An algorithm developed by Traut is designed to select the most efficient corridor and apply it accordingly in order to guarantee an optimized deceleration which would result in a noteworthy increase of range.
Until recently, the brake in automobile engineering was a relatively solitary system. But with electric vehicles emerging on the market, deceleration now requires collaboration from various vehicle components: powertrain, battery, and power electronics — all of which necessitates an increased amount of interdisciplinary work for chassis developers. What’s more remarkable is that there even exists a dedicated display panel to manage braking activity within the instrument cluster.
In the future, engineers working on the brake must collaborate more intently with those developing transmission because recuperation also involves an electric motor and thus two-speed transmission (as seen in Porsche’s Taycan).
Porsche’s Different Approach To The Pedal’s Role
Producers of electric cars are mostly focusing on one-pedal driving. By simply taking your foot off the pedal, you can immediately start regenerating energy and in some cases experience such extreme braking that the brake lights will come on automatically. This means that most scenarios allow drivers to operate their car with only one pedal. By contrast, Porsche utilizes coasting: a smoother method of allowing the vehicle to travel forward with no external power. The recuperation process only begins when you apply pressure on the brake pedal.
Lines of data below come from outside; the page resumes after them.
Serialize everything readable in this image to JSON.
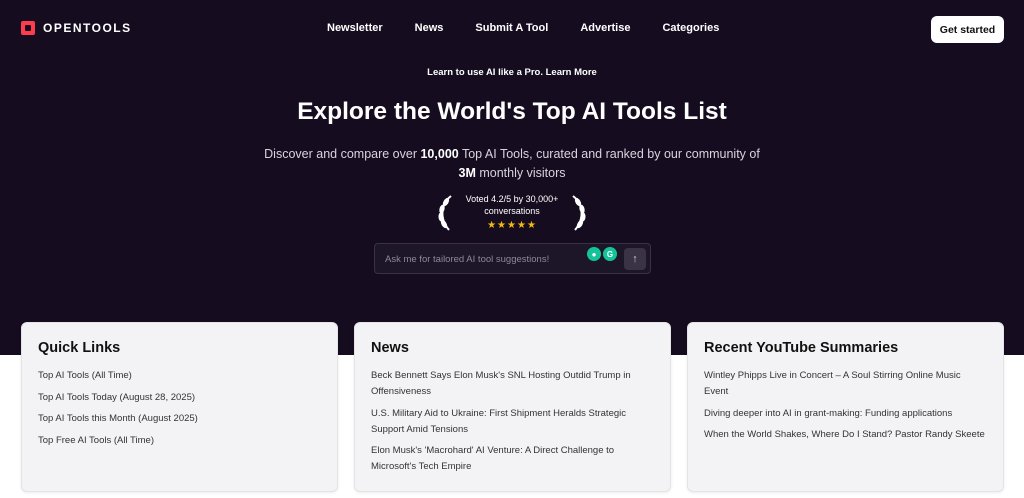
{
  "brand": {
    "name": "OPENTOOLS",
    "accent_color": "#ff3b4e",
    "bg_color": "#150d1f"
  },
  "nav": {
    "items": [
      "Newsletter",
      "News",
      "Submit A Tool",
      "Advertise",
      "Categories"
    ]
  },
  "cta": {
    "label": "Get started"
  },
  "hero": {
    "promo": "Learn to use AI like a Pro. Learn More",
    "title": "Explore the World's Top AI Tools List",
    "subtitle_1": "Discover and compare over ",
    "subtitle_bold_1": "10,000",
    "subtitle_2": " Top AI Tools, curated and ranked by our community of ",
    "subtitle_bold_2": "3M",
    "subtitle_3": " monthly visitors",
    "badge_text": "Voted 4.2/5 by 30,000+ conversations",
    "stars": "★★★★★",
    "rating": 5
  },
  "search": {
    "placeholder": "Ask me for tailored AI tool suggestions!",
    "value": ""
  },
  "cards": [
    {
      "title": "Quick Links",
      "items": [
        "Top AI Tools (All Time)",
        "Top AI Tools Today (August 28, 2025)",
        "Top AI Tools this Month (August 2025)",
        "Top Free AI Tools (All Time)"
      ]
    },
    {
      "title": "News",
      "items": [
        "Beck Bennett Says Elon Musk's SNL Hosting Outdid Trump in Offensiveness",
        "U.S. Military Aid to Ukraine: First Shipment Heralds Strategic Support Amid Tensions",
        "Elon Musk's 'Macrohard' AI Venture: A Direct Challenge to Microsoft's Tech Empire"
      ]
    },
    {
      "title": "Recent YouTube Summaries",
      "items": [
        "Wintley Phipps Live in Concert – A Soul Stirring Online Music Event",
        "Diving deeper into AI in grant-making: Funding applications",
        "When the World Shakes, Where Do I Stand? Pastor Randy Skeete"
      ]
    }
  ]
}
“This is a more efficient way of driving, because it keeps the kinetic energy in the vehicle,” says Reichenecker. One-pedal driving, on the other hand, recuperates first, and only then converts the recovered energy back into propulsion. “That results in twice the losses.”
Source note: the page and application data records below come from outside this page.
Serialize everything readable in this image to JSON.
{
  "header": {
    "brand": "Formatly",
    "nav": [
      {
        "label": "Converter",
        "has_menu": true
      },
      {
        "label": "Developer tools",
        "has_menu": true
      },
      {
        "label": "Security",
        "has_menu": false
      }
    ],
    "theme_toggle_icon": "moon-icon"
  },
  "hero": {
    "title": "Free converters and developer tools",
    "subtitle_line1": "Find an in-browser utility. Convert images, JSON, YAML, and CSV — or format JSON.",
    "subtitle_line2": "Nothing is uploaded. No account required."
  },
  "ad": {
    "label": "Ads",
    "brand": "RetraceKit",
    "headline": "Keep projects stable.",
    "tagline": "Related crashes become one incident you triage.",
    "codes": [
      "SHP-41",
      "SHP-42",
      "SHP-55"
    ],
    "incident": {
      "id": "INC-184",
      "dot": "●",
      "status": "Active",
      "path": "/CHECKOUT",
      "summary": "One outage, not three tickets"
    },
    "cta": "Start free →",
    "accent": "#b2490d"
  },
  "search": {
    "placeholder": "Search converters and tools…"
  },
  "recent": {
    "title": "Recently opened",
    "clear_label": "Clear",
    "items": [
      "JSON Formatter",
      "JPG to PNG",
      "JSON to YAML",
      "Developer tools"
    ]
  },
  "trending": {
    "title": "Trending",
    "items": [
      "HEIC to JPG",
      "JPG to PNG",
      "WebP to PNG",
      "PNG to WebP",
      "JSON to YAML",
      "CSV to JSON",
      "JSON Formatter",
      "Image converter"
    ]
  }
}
So, Porsche’s approach could prove to be more efficient, but only if driven efficiently by the driver.
Reduced Brake Wear, But Occasional Brake Use To Keep Them Clean
Another positive effect of recuperation is that there is less wear on the hydraulic brakes. “We expect that brake pads will have to be replaced due to aging in the future rather than wear,” as Traut surmises. A feature has been developed for the Taycan to keep the brake discs clean, now that they are being used less often: The vehicle brakes at regular intervals using the hydraulic system only, and without the electric motors, to remove dirt from the discs.
Featured image provided by Porsche.
Appreciate CleanTechnica’s originality and cleantech news coverage? Consider becoming a CleanTechnica Member, Supporter, Technician, or Ambassador — or a patron on Patreon.
Don’t want to miss a cleantech story? Sign up for daily news updates from CleanTechnica on email. Or follow us on Google News!
Have a tip for CleanTechnica, want to advertise, or want to suggest a guest for our CleanTech Talk podcast? Contact us here.